Mary Carroll Moore presents Detail That Matters and Detail That Doesn’t: Why the First Makes Your Writing Come Alive and the Second Dulls the Shine posted at How to Plan, Write and Develop a Book.

Lauren presents 5 Things Beta Readers Should Know Before They Agree To The Task posted at Lauren Sapala.

Olivia La Bianca presents The Map of Your Manuscript’s Quest posted at Novel Publicity.


Seth Apter presents The Sound of Authenticity posted at The Altered Page.

Barry Pearman presents How to Wow Your Audience with the Right Image posted at Goins Writer.

Aditya Mahesh presents 4 Ways To Promote Your Blog Offline posted at Daily Blog Tips.


This week’s podcast at Writing Excuses is all about Disability in Narrative.

This week’s podcast at The Creative Penn is all about From The First Book To Running A Multi Genre Story Studio With Sean Platt.


Visual Arts

Christopher Jobson presents Surreal Worlds Digitally Painted by Gediminas Pranckevicius posted at This is Colossal.

Ann presents Living with Art: Ten Tips for Making a Magnificent Masterboard posted at Wonderstrange.

The Business of Creativity

Michael J. Sullivan presents Dear Self-published authors, it’s your turn to listen up posted at Amazing Stories.

Kimberly Kincaid presents What to Expect When You’re Expecting Your First Book posted at Romance University.

Carol Tice presents Which Freelance Writing Tips Have Helped You Most? posted at Make a Living Writing.

Spam of the Week

all the time i used to read smaller articles which as well clear their motive, and that is also happening with this piece of writing which I am reading here.

That’s all for this week. Be sure to submit your article for next week’s Carnival of Creativity by Friday at midnight!


doctor takes a young girl's temperature

Create whatever this visual prompt inspires in you!

Photo Credit: National Library of Medicine on Flickr

~ L.U.C.K ~

Theodore Brooks couldn’t believe his luck. -Dark Reality by Richard M. O’Donnell

Fiction Writing Prompt: Use the first line of the week as the starting point or inspiration for a scene, story, poem, or haiku.

Journaling Prompt: Write about a time when your luck was so good or so bad you couldn’t believe it.

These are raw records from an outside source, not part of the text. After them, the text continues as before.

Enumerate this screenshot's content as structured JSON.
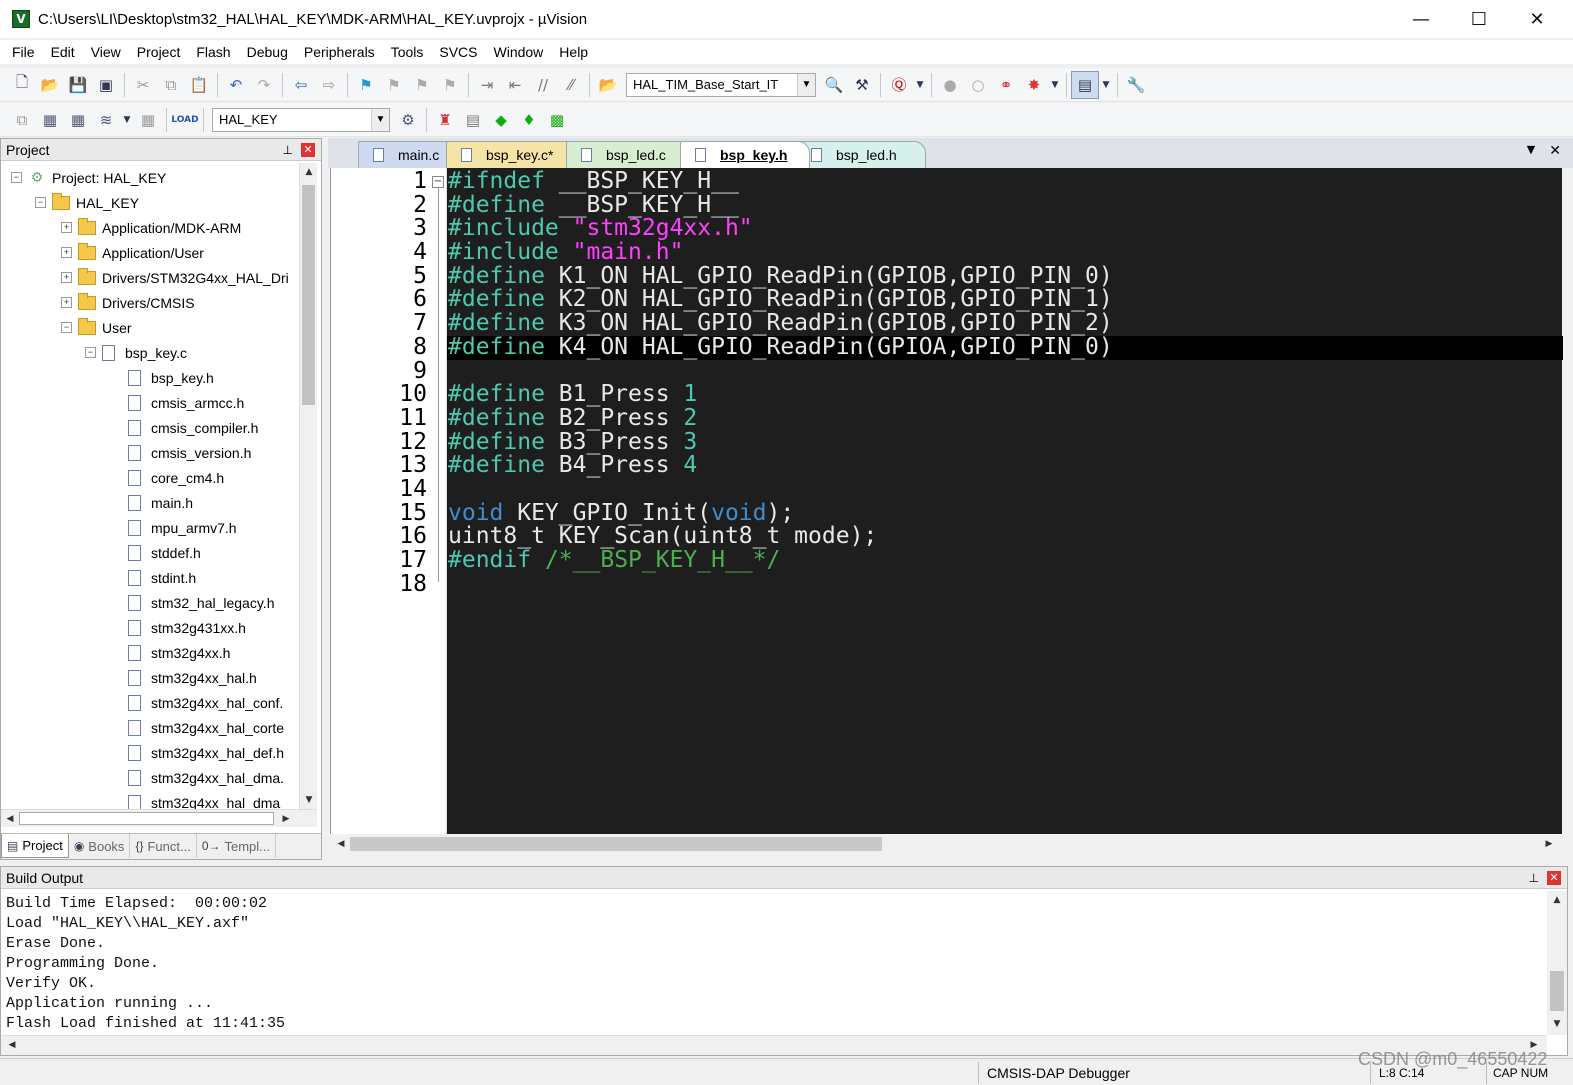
{
  "window": {
    "title": "C:\\Users\\LI\\Desktop\\stm32_HAL\\HAL_KEY\\MDK-ARM\\HAL_KEY.uvprojx - µVision",
    "minimize": "—",
    "maximize": "☐",
    "close": "✕",
    "app_icon": "V"
  },
  "menu": [
    "File",
    "Edit",
    "View",
    "Project",
    "Flash",
    "Debug",
    "Peripherals",
    "Tools",
    "SVCS",
    "Window",
    "Help"
  ],
  "toolbar1": {
    "find_combo_value": "HAL_TIM_Base_Start_IT"
  },
  "toolbar2": {
    "target_combo_value": "HAL_KEY"
  },
  "project_panel": {
    "title": "Project",
    "pin": "⊥",
    "close": "✕",
    "tree": [
      {
        "label": "Project: HAL_KEY",
        "kind": "project",
        "level": 0,
        "expander": "−"
      },
      {
        "label": "HAL_KEY",
        "kind": "folder",
        "level": 1,
        "expander": "−"
      },
      {
        "label": "Application/MDK-ARM",
        "kind": "folder",
        "level": 2,
        "expander": "+"
      },
      {
        "label": "Application/User",
        "kind": "folder",
        "level": 2,
        "expander": "+"
      },
      {
        "label": "Drivers/STM32G4xx_HAL_Dri",
        "kind": "folder",
        "level": 2,
        "expander": "+"
      },
      {
        "label": "Drivers/CMSIS",
        "kind": "folder",
        "level": 2,
        "expander": "+"
      },
      {
        "label": "User",
        "kind": "folder",
        "level": 2,
        "expander": "−"
      },
      {
        "label": "bsp_key.c",
        "kind": "file",
        "level": 3,
        "expander": "−"
      },
      {
        "label": "bsp_key.h",
        "kind": "file",
        "level": 4,
        "expander": ""
      },
      {
        "label": "cmsis_armcc.h",
        "kind": "file",
        "level": 4,
        "expander": ""
      },
      {
        "label": "cmsis_compiler.h",
        "kind": "file",
        "level": 4,
        "expander": ""
      },
      {
        "label": "cmsis_version.h",
        "kind": "file",
        "level": 4,
        "expander": ""
      },
      {
        "label": "core_cm4.h",
        "kind": "file",
        "level": 4,
        "expander": ""
      },
      {
        "label": "main.h",
        "kind": "file",
        "level": 4,
        "expander": ""
      },
      {
        "label": "mpu_armv7.h",
        "kind": "file",
        "level": 4,
        "expander": ""
      },
      {
        "label": "stddef.h",
        "kind": "file",
        "level": 4,
        "expander": ""
      },
      {
        "label": "stdint.h",
        "kind": "file",
        "level": 4,
        "expander": ""
      },
      {
        "label": "stm32_hal_legacy.h",
        "kind": "file",
        "level": 4,
        "expander": ""
      },
      {
        "label": "stm32g431xx.h",
        "kind": "file",
        "level": 4,
        "expander": ""
      },
      {
        "label": "stm32g4xx.h",
        "kind": "file",
        "level": 4,
        "expander": ""
      },
      {
        "label": "stm32g4xx_hal.h",
        "kind": "file",
        "level": 4,
        "expander": ""
      },
      {
        "label": "stm32g4xx_hal_conf.",
        "kind": "file",
        "level": 4,
        "expander": ""
      },
      {
        "label": "stm32g4xx_hal_corte",
        "kind": "file",
        "level": 4,
        "expander": ""
      },
      {
        "label": "stm32g4xx_hal_def.h",
        "kind": "file",
        "level": 4,
        "expander": ""
      },
      {
        "label": "stm32g4xx_hal_dma.",
        "kind": "file",
        "level": 4,
        "expander": ""
      },
      {
        "label": "stm32g4xx_hal_dma",
        "kind": "file",
        "level": 4,
        "expander": ""
      }
    ],
    "tabs": [
      {
        "label": "Project",
        "icon": "▤",
        "active": true
      },
      {
        "label": "Books",
        "icon": "◉",
        "active": false
      },
      {
        "label": "Funct...",
        "icon": "{}",
        "active": false
      },
      {
        "label": "Templ...",
        "icon": "0→",
        "active": false
      }
    ]
  },
  "editor": {
    "tabs": [
      {
        "label": "main.c",
        "color": "#cfd9f0",
        "active": false
      },
      {
        "label": "bsp_key.c*",
        "color": "#f4e4a6",
        "active": false
      },
      {
        "label": "bsp_led.c",
        "color": "#d9edd0",
        "active": false
      },
      {
        "label": "bsp_key.h",
        "color": "#e4dcf2",
        "active": true
      },
      {
        "label": "bsp_led.h",
        "color": "#d6f0ec",
        "active": false
      }
    ],
    "tab_menu": "▼",
    "tab_close": "✕",
    "fold_marker": "−",
    "current_line": 8,
    "lines": [
      [
        {
          "t": "#ifndef",
          "c": "pp"
        },
        {
          "t": " __BSP_KEY_H__",
          "c": ""
        }
      ],
      [
        {
          "t": "#define",
          "c": "pp"
        },
        {
          "t": " __BSP_KEY_H__",
          "c": ""
        }
      ],
      [
        {
          "t": "#include",
          "c": "pp"
        },
        {
          "t": " ",
          "c": ""
        },
        {
          "t": "\"stm32g4xx.h\"",
          "c": "str"
        }
      ],
      [
        {
          "t": "#include",
          "c": "pp"
        },
        {
          "t": " ",
          "c": ""
        },
        {
          "t": "\"main.h\"",
          "c": "str"
        }
      ],
      [
        {
          "t": "#define",
          "c": "pp"
        },
        {
          "t": " K1_ON HAL_GPIO_ReadPin(GPIOB,GPIO_PIN_0)",
          "c": ""
        }
      ],
      [
        {
          "t": "#define",
          "c": "pp"
        },
        {
          "t": " K2_ON HAL_GPIO_ReadPin(GPIOB,GPIO_PIN_1)",
          "c": ""
        }
      ],
      [
        {
          "t": "#define",
          "c": "pp"
        },
        {
          "t": " K3_ON HAL_GPIO_ReadPin(GPIOB,GPIO_PIN_2)",
          "c": ""
        }
      ],
      [
        {
          "t": "#define",
          "c": "pp"
        },
        {
          "t": " K4_ON HAL_GPIO_ReadPin(GPIOA,GPIO_PIN_0)",
          "c": ""
        }
      ],
      [],
      [
        {
          "t": "#define",
          "c": "pp"
        },
        {
          "t": " B1_Press ",
          "c": ""
        },
        {
          "t": "1",
          "c": "num"
        }
      ],
      [
        {
          "t": "#define",
          "c": "pp"
        },
        {
          "t": " B2_Press ",
          "c": ""
        },
        {
          "t": "2",
          "c": "num"
        }
      ],
      [
        {
          "t": "#define",
          "c": "pp"
        },
        {
          "t": " B3_Press ",
          "c": ""
        },
        {
          "t": "3",
          "c": "num"
        }
      ],
      [
        {
          "t": "#define",
          "c": "pp"
        },
        {
          "t": " B4_Press ",
          "c": ""
        },
        {
          "t": "4",
          "c": "num"
        }
      ],
      [],
      [
        {
          "t": "void",
          "c": "kw"
        },
        {
          "t": " KEY_GPIO_Init(",
          "c": ""
        },
        {
          "t": "void",
          "c": "kw"
        },
        {
          "t": ");",
          "c": ""
        }
      ],
      [
        {
          "t": "uint8_t KEY_Scan(uint8_t mode);",
          "c": ""
        }
      ],
      [
        {
          "t": "#endif",
          "c": "pp"
        },
        {
          "t": " ",
          "c": ""
        },
        {
          "t": "/*__BSP_KEY_H__*/",
          "c": "cmt"
        }
      ],
      []
    ]
  },
  "build_output": {
    "title": "Build Output",
    "pin": "⊥",
    "close": "✕",
    "lines": [
      "Build Time Elapsed:  00:00:02",
      "Load \"HAL_KEY\\\\HAL_KEY.axf\"",
      "Erase Done.",
      "Programming Done.",
      "Verify OK.",
      "Application running ...",
      "Flash Load finished at 11:41:35"
    ]
  },
  "status": {
    "debugger": "CMSIS-DAP Debugger",
    "position": "L:8 C:14",
    "caps": "CAP NUM"
  },
  "watermark": "CSDN @m0_46550422"
}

Art Prompt: I couldn’t believe my luck

Non-Fiction / Speechwriting Prompt: Tell a humorous story about an incident spurred by bad luck.

Photo Credit: Mohammed Alnaser on Flickr